UN Security Council Must Urgently Address Covid-19
Multinational approach is crucial to stopping pandemic
|Apr 6, 2020|| 1|
By: Hasmy Agam and Anis H. Bajrektarevic
The Covid-19 situation is very worrying, indeed alarming, not just as a global health and biosafety issue, but potentially as a global security challenge. While the pandemic is being dealt with by the World Health Organization along with other relevant United Nations Specialized Agencies, the situation is deteriorating rapidly and could easily get out of control.
This of course, is if it is not effectively contained. In such a more and more likely scenario, it runs the danger of engulfing mankind, with an effect and impact akin to that of a third world war, though initially of a different kind.
We are amazed as to why the Security Council has not stepped in. It should have done so as to address the pandemic and surrounding scenery in the way it clearly deserves to be dealt with, given its devastating impact on the entire international community on almost every dimension, including international peace and security, which indisputably falls under its mandate under the United Nations Charter.
As the council has often dealt with issues which are sometimes not ostensibly related to international or regional security, and of much less importance or urgency than this dreadful pandemic, we are puzzled, indeed alarmed, as to why it has chosen not to come to grips with the pandemic as a matter of the utmost urgency.
If the members of the council, for their own internal reasons, have not felt compelled to do so, shouldn’t the other members of the world body, individually or collectively as international or regional groupings, such as the European Union, the Non-Aligned Movement, African Union or ASEAN, take the much-desired initiative to call on the Security Council to imperatively address this global pandemic, even as the WHO and other concerned UN agencies, much to their credit, are dealing with the issue from their own narrow perspectives – and yet rather limited mandate and resources.
In this regard, the EU especially would be well-positioned to exert the much-need pressure on the security council, given the devastation that the virus has wreaked on a number of its members, notably Italy and Spain, among others.
Such an urgent meeting, indeed an Emergency Special Session of the UN Security Council at time would be greatly applauded by the entire international community as it would accord the world body the leadership role that its members expect it to play at this most critical point in the post-WWII human history.
We are One Nation
In this dire situation, the big powers should put aside their ideological and policy differences as seen in the UN General Assembly case, and focus instead on galvanizing concerted international actions to ensure the safety, full respect of humanitarian law and undiscriminated wellbeing of the entire human race.
By decisively and urgently acting, the UN Secretary-General and the security council would send a bold and clear yet reassuring signal to all humanity.

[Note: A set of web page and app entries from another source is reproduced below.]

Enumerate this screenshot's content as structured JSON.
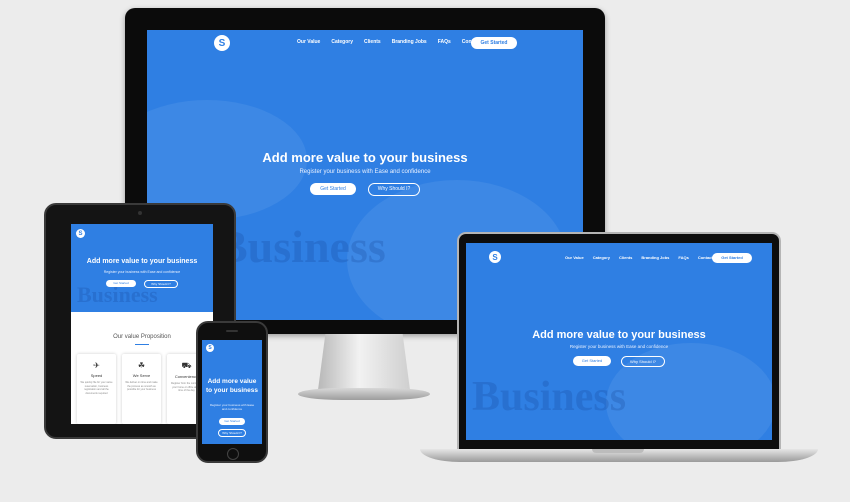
{
  "site": {
    "logo_text": "S",
    "nav": [
      "Our Value",
      "Category",
      "Clients",
      "Branding Jobs",
      "FAQs",
      "Contact"
    ],
    "nav_laptop": [
      "Our Value",
      "Category",
      "Clients",
      "Branding Jobs",
      "FAQs",
      "Contact"
    ],
    "nav_button": "Get Started",
    "hero_title": "Add more value to your business",
    "hero_subtitle": "Register your business with Ease and confidence",
    "cta_primary": "Get Started",
    "cta_secondary": "Why Should I?",
    "bg_word": "Business"
  },
  "tablet": {
    "hero_title": "Add more value to your business",
    "hero_subtitle": "Register your business with Ease and confidence",
    "cta_primary": "Get Started",
    "cta_secondary": "Why Should I?",
    "section_title": "Our value Proposition",
    "cards": [
      {
        "icon": "rocket-icon",
        "title": "Speed",
        "text": "We quickly file for your name reservation, business registration and all the documents required"
      },
      {
        "icon": "handshake-icon",
        "title": "We Serve",
        "text": "We deliver on time and make the process as smooth as possible for your business"
      },
      {
        "icon": "cart-icon",
        "title": "Convenience",
        "text": "Register from the comfort of your home or office at any time of the day"
      }
    ]
  },
  "phone": {
    "hero_title": "Add more value to your business",
    "hero_subtitle": "Register your business with Ease and confidence",
    "cta_primary": "Get Started",
    "cta_secondary": "Why Should I?"
  },
  "colors": {
    "brand": "#2f7fe3",
    "bezel": "#111111",
    "background": "#ececec"
  }
}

More importantly, such a unison voice would be also welcomed and well understood as a referential (not to say a norm-setting) note by other crucial agencies.
In the following period – while witnessing indeed a true historical conjuncture, we need a global observance and protection of human rights and of jobs, for the benefit of economy and overall security. Therefore, the measures imposed these days cannot be disproportionate, unrelated, indefinite, unbalanced and only on societal expenses or democracy recession.
Recovery, which from now on will require a formidable biosafety regime as well, will be impossible without social consensus. Clearly, it will be unsustainable if on expenses of labor or done through erosion of basic human rights – embedded in the UN Charter and accepted as essential to the very success of the Sustainable Development Goals.
Indeed, countries are not just economies, but most of all societies.
The truth is plain to see: the planet has stopped, although the capital remains intact. We came to a global halt because labor has been sent home. Hence, the recovery comes with labor. Historically, labor has never betrayed, while capital has failed us many times. By the same token, human rights have never betrayed the state and its social cohesion, but the states – and much-glorified markets – far too many times in history have failed humans. Therefore, there is no true exit from the crisis without strengthening labor and human rights.
For a grave planetary problem, ar rapidly articulated global accord is badly needed. Therefore, multilateralism as the most effective planetary tool at our disposal is not our policy choice. It is the only way for the human race to survive socioeconomically and politically.
Covid-19 is a challenge that comes from the world of biology. Yet, biology and international relations share one basic rule: Comply or die. To remind us; it is not the big that eat the small, rather it is a fast which eats the slow. It is high time to switch off the autopilot. Leadership and vision now!!
Tan Sri Hasmy Agam is the retired Malaysian ambassador to the UN and Chairman of the Human Rights Commission of Malaysia. Prof. Anis H. Bajrektarevic is chairperson and professor in intl law and global political studies in Austria.